CDC features rare local norovirus outbreak for safe swimming week

May 18, 2015
A rare norovirus outbreak at Blue Lake Regional Park last summer underscores how important it is for swimmers to take bathroom breaks and stay out of the water if they are ill.

The Multnomah County Health Department’s investigation and response into the outbreak that sickened 70 people is featured in the May 15, 2015 Morbidity and Mortality Weekly Report.

The weekly report, published by the Centers for Disease Control and Prevention, is one of the largest health journals in the nation. It is often first to report major health news including AIDS, the cause of Legionnaires disease; and the 2009 pandemic influenza A (H1N1).

The CDC chose to feature the Health Department’s investigation “Norovirus Outbreak Associated with a Natural Lake Used for Recreation — Oregon, 2014’’ in honor of “Healthy and Safe Swimming Week.”
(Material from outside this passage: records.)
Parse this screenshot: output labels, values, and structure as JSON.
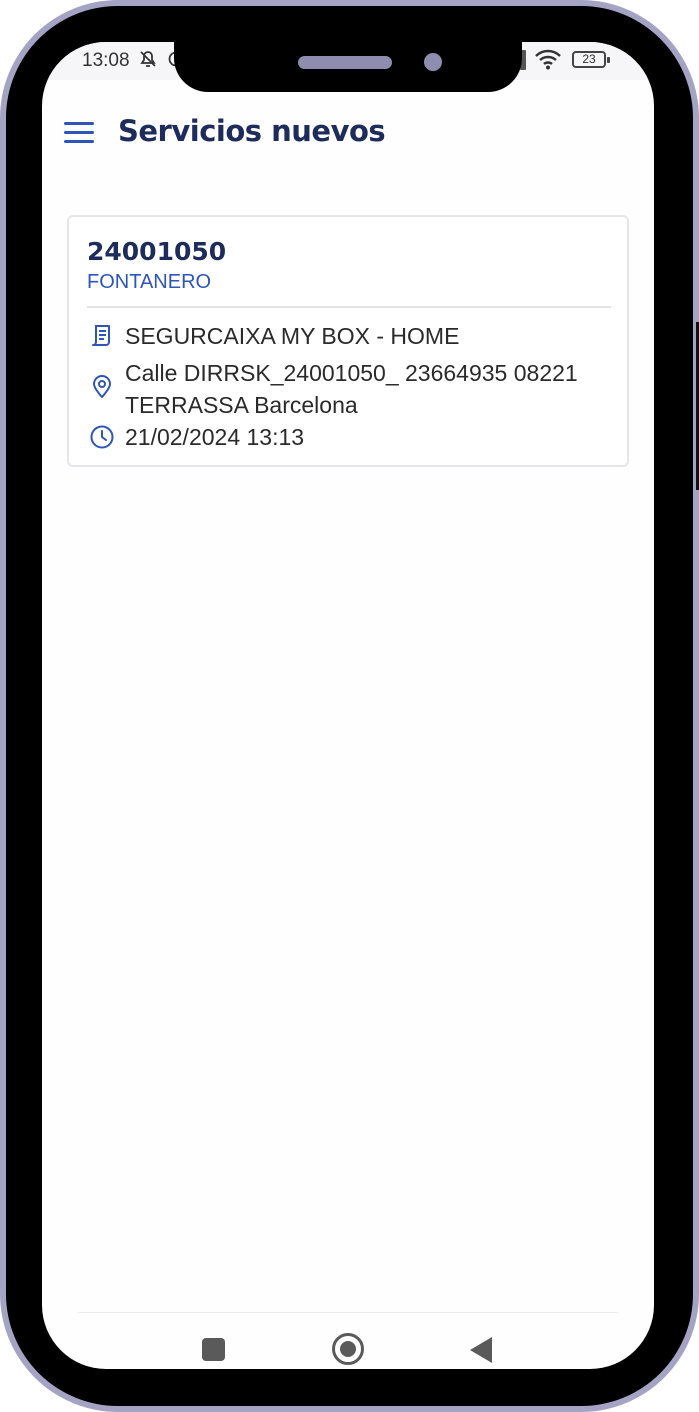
{
  "status_bar": {
    "time": "13:08",
    "mute_icon": "bell-off-icon",
    "alarm_icon": "alarm-icon",
    "battery": "23"
  },
  "app_bar": {
    "menu_icon": "hamburger-menu-icon",
    "title": "Servicios nuevos"
  },
  "services": [
    {
      "number": "24001050",
      "category": "FONTANERO",
      "client": "SEGURCAIXA MY BOX - HOME",
      "address": "Calle DIRRSK_24001050_ 23664935 08221 TERRASSA Barcelona",
      "datetime": "21/02/2024 13:13",
      "client_icon": "receipt-icon",
      "address_icon": "location-pin-icon",
      "datetime_icon": "clock-icon"
    }
  ],
  "nav": {
    "recents_icon": "square-recents-icon",
    "home_icon": "circle-home-icon",
    "back_icon": "triangle-back-icon"
  },
  "colors": {
    "accent": "#2f55b8",
    "title": "#1e2c5c",
    "frame": "#a5a3c4"
  }
}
Norovirus is often called food poisoning or the stomach flu. Outbreaks have been commonly reported on cruise ships and in long-term care facilities.  The study reveals how swimming in water that is not chlorinated can also put the public at risk, but that people can easily protect themselves and their families.

“Blue Lake is a beautiful lake and there are many benefits to being physically active in and around water, but people should know there is a risk and there are ways to stay safe,’’ said Dr. Jennifer Vines, deputy health officer, and one of the investigators.

Children are prime targets of ugly bug

About 15,400 people had visited the popular park that July weekend.

When Blue Lake Park staff received three reports of illness that Monday,July 13, 2015, they proactively closed the lake and called Multnomah County.

A small team of county “disease detectives’’ including communicable disease nurses, epidemiologists and health inspectors found and interviewed nearly 140 people. Their analysis revealed that people who swam or waded in the lake were 2.7 times more likely to develop vomiting or diarrhea than those who visited the park but didn’t go in the water.

They concluded the outbreak began after a swimmer with norovirus vomited or had diarrhea and others swallowed contaminated water. Two thirds of those who became ill were children ages 4 and 10.

The lake remained closed for 10 days to control the spread.

“Children are prime targets for norovirus and other germs that can live in lakes and other places we swim because they’re so much more likely to get the water in their mouths,” said Michael Beach, the CDC's associate director for healthy water, said in a statement. “Keeping germs out of the water in the first place is key to keeping everyone healthy and helping to keep the places we swim open all summer.”

Swimmers can prevent rare norovirus outbreak in water

Norovirus is a relatively rare cause of outbreaks linked to swimming. It was identified as the cause of 12 of the nearly 300 swimming-linked outbreaks reported to CDC between 2005 and 2010, the most recent year for which data are available.

Swimmers can help protect themselves, their families and friends by following a few easy and effective steps: 

  • Keep the pee, poop, sweat, and dirt out of the water
  • Don’t swim if you have diarrhea or have been vomiting
  • Shower before you get in the water
  • Don’t pee or poop in the water
  • Don’t swallow lake or pool water

Every hour—everyone out!

  • Take kids on bathroom breaks
  • Check diapers, and change them in a bathroom or diaper-changing area–to keep germs away from the water.

County investigation draws national attention

The report was written by Amy Zlot, Maayan Simckes, Jennifer Vines, Laura Reynolds, Amy Sullivan, Michael McLuckie of the Multnomah County Health Department;  Magdalena Kendall Scott of  the Oregon Health Authority;  Dan Kromer, of Blue Lake Regional Park, and Vincent R. Hill, Jonathan S. Yoder and Michele C. Hlavsa from the National Center for Emerging and Zoonotic Infectious Diseases, CDC.

The story has drawn coverage in Time, Newsweek and other major media. As Dr. Vines and Amy Zlot met television cameras last week under Vines' poster of “Sherlock Holmes,’’ they said their daily investigations into what makes residents and visitor ill rarely get such attention.

“We’re very proud that the CDC has chosen to feature this work,’’ Zlot said.

To learn more about healthy swimming, visit